Start of Block
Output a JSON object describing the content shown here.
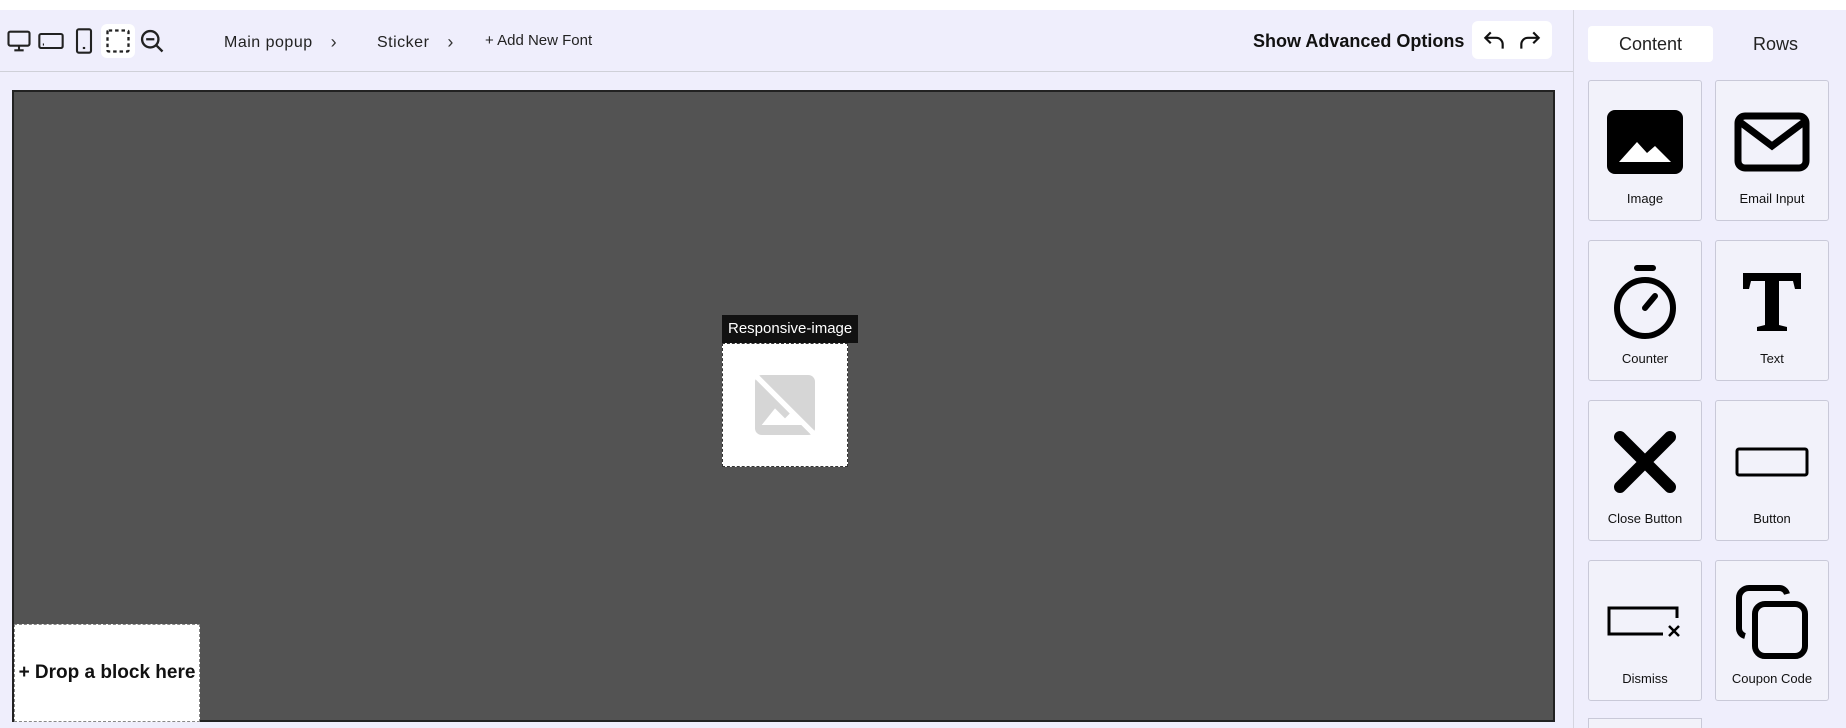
{
  "toolbar": {
    "breadcrumbs": [
      "Main popup",
      "Sticker"
    ],
    "add_font": "+ Add New Font",
    "advanced": "Show Advanced Options"
  },
  "canvas": {
    "selected_label": "Responsive-image",
    "drop_zone": "+ Drop a block here"
  },
  "panel": {
    "tabs": [
      "Content",
      "Rows"
    ],
    "blocks": [
      {
        "label": "Image",
        "icon": "image-icon"
      },
      {
        "label": "Email Input",
        "icon": "envelope-icon"
      },
      {
        "label": "Counter",
        "icon": "stopwatch-icon"
      },
      {
        "label": "Text",
        "icon": "text-t-icon"
      },
      {
        "label": "Close Button",
        "icon": "close-x-icon"
      },
      {
        "label": "Button",
        "icon": "button-rectangle-icon"
      },
      {
        "label": "Dismiss",
        "icon": "dismiss-icon"
      },
      {
        "label": "Coupon Code",
        "icon": "copy-icon"
      }
    ]
  }
}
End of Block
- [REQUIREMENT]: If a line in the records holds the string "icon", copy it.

- [EXERCISE OUTPUT]:
        "icon": "image-icon"
        "icon": "envelope-icon"
        "icon": "stopwatch-icon"
        "icon": "text-t-icon"
        "icon": "close-x-icon"
        "icon": "button-rectangle-icon"
        "icon": "dismiss-icon"
        "icon": "copy-icon"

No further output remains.